Check out Andrew Joseph Pedoga’s recent piece at Time: “What People Still Get Wrong About Segregation.” Here is a taste:
During Black History Month and beyond, Americans are generally taught to believe that contact between white and black Americans was gradually prohibited after Reconstruction through a combination of social and legal traditions. Under the regime of Jim Crow segregation, two supposedly “separate but equal” societies gradually emerged — one for white people, another for black people — and lasted until the ’50s and ’60s.
The two societies in that infamous phrase were never equal, as the Supreme Court acknowledged in 1954 in Brown v. Board of Education, but the “separate” part of the equation is misleading, too. In fact, in the Jim Crow South, Americans of different races lived in extremely close contact — contact that was vital to maintaining and perpetuating racist and unequal ideologies; contact that manifested through never-ending physical and psychological violence.
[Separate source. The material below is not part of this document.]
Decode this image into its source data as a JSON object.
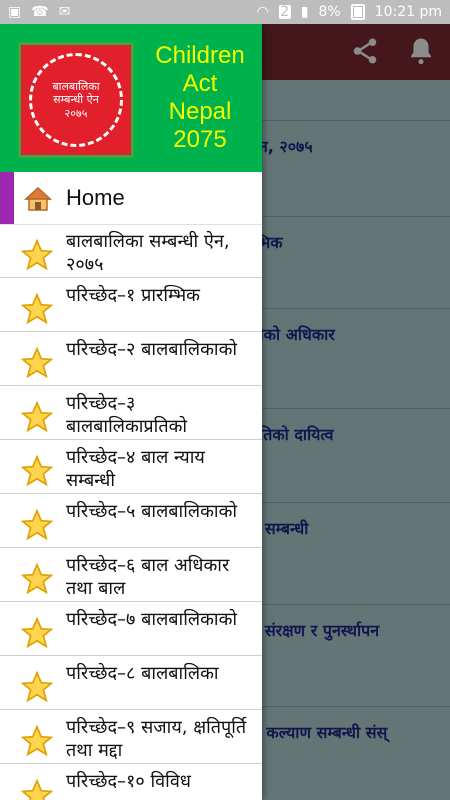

Little shows the intensity of these inseparable and unequal interactions better than a typical day for Southern black women, perhaps as many as 90% of whom labored as maids for white families from the late 19th century until the 1960s.
Though the idea that segregation meant separation is still common, it’s easy to learn what the reality was like, thanks to a landmark collection of oral histories, The Maid Narratives — but also works such as bell hooks’ Ain’t I a Woman, Jacqueline Jones’ Labor of Love, Labor of Sorrow, Leon F. Litwack’s Trouble in Mind, Vanessa H. May’s Unprotected Labor, Danielle L. McGuire’s At the Dark End of the Street, Anne Moody’s Coming of Age in Mississippi and Susan Tucker’s Telling Memories Among Southern Women.
Read the rest here.